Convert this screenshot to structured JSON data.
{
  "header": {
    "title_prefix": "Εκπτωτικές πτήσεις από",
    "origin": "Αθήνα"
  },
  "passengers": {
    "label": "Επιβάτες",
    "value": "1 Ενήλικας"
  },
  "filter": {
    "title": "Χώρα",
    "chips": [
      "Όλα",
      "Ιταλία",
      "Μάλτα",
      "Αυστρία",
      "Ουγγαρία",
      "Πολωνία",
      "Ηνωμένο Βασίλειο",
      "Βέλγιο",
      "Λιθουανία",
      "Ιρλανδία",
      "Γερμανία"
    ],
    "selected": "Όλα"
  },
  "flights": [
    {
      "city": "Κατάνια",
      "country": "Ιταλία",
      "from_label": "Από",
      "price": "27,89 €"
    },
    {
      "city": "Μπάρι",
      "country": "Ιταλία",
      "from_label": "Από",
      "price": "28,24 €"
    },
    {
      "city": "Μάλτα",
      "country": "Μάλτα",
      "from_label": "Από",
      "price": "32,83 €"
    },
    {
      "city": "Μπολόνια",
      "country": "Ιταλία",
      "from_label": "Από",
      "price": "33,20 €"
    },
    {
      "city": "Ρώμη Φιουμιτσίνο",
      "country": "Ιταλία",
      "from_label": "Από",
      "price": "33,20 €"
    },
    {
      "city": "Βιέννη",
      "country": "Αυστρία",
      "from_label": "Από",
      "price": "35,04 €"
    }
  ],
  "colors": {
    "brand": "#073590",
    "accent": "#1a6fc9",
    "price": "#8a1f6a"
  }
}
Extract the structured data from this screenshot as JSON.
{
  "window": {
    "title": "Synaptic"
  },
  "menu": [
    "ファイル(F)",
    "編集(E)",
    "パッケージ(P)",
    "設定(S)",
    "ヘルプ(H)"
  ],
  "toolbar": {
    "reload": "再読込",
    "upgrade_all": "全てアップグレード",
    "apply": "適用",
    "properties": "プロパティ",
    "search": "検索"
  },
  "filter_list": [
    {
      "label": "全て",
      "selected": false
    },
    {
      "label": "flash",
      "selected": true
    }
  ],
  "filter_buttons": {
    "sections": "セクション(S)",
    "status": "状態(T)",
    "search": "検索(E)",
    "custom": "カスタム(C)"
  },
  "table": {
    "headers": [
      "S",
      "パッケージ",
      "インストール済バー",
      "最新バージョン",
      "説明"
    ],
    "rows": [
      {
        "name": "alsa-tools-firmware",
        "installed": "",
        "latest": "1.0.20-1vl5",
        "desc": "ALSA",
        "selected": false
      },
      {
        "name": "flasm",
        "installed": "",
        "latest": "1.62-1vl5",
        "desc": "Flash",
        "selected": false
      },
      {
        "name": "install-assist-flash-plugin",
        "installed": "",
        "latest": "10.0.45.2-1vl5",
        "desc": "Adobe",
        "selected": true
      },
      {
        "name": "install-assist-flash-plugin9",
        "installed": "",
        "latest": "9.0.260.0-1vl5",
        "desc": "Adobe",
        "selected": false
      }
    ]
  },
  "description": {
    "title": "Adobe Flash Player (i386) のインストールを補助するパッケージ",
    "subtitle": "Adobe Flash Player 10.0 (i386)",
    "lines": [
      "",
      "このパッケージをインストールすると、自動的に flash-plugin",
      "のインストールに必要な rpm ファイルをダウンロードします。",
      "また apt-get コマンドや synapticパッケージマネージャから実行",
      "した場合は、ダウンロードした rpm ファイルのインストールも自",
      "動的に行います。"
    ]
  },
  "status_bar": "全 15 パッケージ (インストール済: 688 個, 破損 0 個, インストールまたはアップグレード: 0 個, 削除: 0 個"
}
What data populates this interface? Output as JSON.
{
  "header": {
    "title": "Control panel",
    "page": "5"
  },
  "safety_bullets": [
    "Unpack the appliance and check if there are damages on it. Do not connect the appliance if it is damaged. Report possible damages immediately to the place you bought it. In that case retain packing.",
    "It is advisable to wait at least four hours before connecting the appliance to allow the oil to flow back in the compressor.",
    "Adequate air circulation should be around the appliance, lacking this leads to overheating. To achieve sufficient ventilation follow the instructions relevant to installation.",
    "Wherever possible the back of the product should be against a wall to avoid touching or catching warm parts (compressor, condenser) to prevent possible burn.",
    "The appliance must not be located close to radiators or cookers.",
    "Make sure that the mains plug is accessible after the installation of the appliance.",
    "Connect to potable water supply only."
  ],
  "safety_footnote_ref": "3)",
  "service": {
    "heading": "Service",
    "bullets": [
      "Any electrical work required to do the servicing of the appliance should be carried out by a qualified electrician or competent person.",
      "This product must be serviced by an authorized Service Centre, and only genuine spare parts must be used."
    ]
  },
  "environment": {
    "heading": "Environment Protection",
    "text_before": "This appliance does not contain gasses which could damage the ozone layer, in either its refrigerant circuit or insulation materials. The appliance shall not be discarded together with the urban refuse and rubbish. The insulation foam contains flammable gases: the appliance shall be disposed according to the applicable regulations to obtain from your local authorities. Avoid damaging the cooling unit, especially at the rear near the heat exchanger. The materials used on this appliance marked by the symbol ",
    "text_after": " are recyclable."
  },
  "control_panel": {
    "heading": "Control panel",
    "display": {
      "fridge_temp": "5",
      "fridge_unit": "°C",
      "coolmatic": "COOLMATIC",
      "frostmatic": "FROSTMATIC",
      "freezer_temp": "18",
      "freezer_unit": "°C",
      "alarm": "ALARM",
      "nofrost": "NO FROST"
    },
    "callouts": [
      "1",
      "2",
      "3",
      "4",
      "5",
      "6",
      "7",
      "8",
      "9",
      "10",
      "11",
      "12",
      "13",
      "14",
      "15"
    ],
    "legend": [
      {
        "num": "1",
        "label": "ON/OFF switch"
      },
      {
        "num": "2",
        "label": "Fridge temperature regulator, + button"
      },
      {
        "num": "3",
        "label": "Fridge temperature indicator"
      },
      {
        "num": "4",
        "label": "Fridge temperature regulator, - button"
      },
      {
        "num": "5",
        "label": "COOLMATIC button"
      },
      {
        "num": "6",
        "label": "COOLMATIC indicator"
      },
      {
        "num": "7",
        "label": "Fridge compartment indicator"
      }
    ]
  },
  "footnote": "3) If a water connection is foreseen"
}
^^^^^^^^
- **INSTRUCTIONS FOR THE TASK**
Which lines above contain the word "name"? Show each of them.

- **RESPONSE**
        "name": "alsa-tools-firmware",
        "name": "flasm",
        "name": "install-assist-flash-plugin",
        "name": "install-assist-flash-plugin9",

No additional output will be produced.